The Mobile Broadcast Services partnership, which also includes NEC, Siemens, and Sony Ericsson, promises a new generation of phones able to receive "TV-like content," such as home movies, news broadcasts, and live sports. These updated gadgets would have extra memory and high-resolution color screens.
Mobile TV is already appearing in Japan, which is usually one or two years ahead of the United States in phone technology. The partners also expect to see the service debut in Europe late next year.
Sony and Nokia are part of an experiment in the United Kingdom that will deliver 16 TV channels next spring to the Oxford area. The test will help gauge phone users' interest as they receive conventional programming ranging from comedy and drama to news and sports.
The move toward mobile TV is partially fueled by a desire to attract more customers using the latest technology in a bulging market. If successful, the technology will make the up-and-coming smartphone even more powerful.

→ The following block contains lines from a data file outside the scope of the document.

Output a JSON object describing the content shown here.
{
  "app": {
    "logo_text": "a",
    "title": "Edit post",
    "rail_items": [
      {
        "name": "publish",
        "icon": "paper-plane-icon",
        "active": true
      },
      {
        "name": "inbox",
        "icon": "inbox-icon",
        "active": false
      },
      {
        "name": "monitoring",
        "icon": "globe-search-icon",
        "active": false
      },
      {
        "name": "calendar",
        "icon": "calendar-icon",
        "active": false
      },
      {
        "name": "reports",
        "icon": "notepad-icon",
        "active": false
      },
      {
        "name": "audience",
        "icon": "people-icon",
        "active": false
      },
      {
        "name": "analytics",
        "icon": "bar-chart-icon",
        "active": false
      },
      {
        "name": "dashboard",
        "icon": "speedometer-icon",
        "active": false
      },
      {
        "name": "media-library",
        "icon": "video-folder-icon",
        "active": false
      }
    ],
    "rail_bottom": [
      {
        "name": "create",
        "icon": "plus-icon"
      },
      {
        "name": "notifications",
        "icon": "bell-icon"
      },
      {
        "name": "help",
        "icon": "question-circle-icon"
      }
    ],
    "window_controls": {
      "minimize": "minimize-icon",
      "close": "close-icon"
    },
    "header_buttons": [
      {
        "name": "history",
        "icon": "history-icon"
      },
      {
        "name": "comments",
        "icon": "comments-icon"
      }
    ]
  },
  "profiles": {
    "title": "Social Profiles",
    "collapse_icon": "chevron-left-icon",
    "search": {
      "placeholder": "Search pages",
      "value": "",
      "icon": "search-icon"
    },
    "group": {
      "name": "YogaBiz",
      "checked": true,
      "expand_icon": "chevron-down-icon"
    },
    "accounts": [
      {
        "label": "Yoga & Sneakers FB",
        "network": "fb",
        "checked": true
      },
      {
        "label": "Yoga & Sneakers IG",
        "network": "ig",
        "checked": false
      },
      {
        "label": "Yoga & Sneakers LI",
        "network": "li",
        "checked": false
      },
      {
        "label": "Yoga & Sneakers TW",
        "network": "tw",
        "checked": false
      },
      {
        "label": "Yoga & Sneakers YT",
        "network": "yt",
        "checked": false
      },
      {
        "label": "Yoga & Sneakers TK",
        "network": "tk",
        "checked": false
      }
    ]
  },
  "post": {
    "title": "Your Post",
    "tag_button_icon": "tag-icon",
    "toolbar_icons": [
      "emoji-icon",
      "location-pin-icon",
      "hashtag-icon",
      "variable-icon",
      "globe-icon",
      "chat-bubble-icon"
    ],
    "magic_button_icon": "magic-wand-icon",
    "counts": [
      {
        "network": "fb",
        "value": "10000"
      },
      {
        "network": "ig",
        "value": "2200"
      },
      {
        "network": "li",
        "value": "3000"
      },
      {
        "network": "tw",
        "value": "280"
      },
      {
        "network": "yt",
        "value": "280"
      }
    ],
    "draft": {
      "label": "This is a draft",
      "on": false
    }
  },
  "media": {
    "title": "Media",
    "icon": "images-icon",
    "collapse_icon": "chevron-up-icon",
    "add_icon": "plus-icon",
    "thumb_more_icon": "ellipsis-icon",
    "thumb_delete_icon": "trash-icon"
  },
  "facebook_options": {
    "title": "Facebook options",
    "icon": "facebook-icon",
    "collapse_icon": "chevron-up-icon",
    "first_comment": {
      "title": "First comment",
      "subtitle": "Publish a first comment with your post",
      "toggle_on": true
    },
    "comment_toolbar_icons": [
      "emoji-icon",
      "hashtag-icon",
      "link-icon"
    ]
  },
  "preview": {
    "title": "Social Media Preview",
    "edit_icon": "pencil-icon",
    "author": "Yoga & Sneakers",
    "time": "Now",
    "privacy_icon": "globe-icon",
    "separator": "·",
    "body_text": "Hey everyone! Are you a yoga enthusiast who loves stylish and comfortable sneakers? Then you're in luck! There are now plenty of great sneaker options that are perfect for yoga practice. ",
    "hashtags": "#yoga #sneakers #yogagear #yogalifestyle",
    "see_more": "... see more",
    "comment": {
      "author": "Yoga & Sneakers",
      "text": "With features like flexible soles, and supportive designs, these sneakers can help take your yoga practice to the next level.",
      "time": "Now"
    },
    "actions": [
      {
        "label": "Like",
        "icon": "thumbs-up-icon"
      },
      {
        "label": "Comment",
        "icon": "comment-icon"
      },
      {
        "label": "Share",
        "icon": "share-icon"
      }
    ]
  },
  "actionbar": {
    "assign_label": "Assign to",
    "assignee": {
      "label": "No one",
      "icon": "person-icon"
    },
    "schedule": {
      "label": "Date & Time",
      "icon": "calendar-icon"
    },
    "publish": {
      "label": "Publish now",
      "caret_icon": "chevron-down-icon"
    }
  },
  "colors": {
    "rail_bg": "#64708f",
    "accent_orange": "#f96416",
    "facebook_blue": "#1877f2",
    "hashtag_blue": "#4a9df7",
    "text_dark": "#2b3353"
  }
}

Microsoft's antitrust battles are going local. San Francisco, Los Angeles, and other California cities and counties are suing the software giant for allegedly charging too much for its products.
The accusations are familiar to anyone who has followed the ongoing legal brouhaha over Microsoft's Windows monopoly: abuse of market control, anti-competitive actions, and predatory tactics. The plaintiffs want a judge to approve the case as a class-action lawsuit, which could cost Microsoft billions if it succeeds. They want compensation for software purchased as long ago as 1995.
Such a filing is odd, considering that a San Francisco judge last July approved a $1.1 billion settlement between Microsoft and California consumers over similar issues. The company agreed to hand out up to $1.1 billion in vouchers for computer products.
Microsoft has faced suits in at least 16 other states. Several of these cases were settled, including a $104 million settlement in Arizona, a $34 million deal in Massachusetts, and a $31.5 million agreement in New Mexico. Critics say these suits are simply a way to tap the coffers of a cash-rich conglomerate.
These court cases may do more to hurt Microsoft's image than its finances. With major Windows improvements delayed, the company must work to show that "innovation" is more than a corporate buzzword.
Bits & Megabytes
- German teenager who told authorities he created the Sasser computer worm was been charged with computer sabotage. He faces up to five years in prison if convicted. Eighteen-year-old Sven Jaschan took advantage of a flaw in Windows and created a bug that attacked tens of thousands of computers. The malicious program required no human "assistance" from someone opening an e-mail attachment; it scanned the internet looking for vulnerable machines and copied itself to victims' hard drives.
- Auto insurer Progressive Corp. is promising discounts of up to 25 percent to 5,000 motorists who agreed to install "black boxes," experimental data recorders that track their driving habits. Each gadget detaches from the car and connects to an ordinary PC for sending a digital diary to the company. Ohio-based Progressive says it will not use uploaded reports to penalize drivers with risky behavior.
- Once-powerful video game maker Acclaim Entertainment, which published "Mortal Kombat," "NBA Jam," and other titles for home consoles, is planning bankruptcy liquidation after telling a New York court that it has over $100 million in debts. The company received heated criticism in recent years over a raunchy BNX racing game that featured nudity. Acclaim was also one of the first major developers to show blood in a home console game.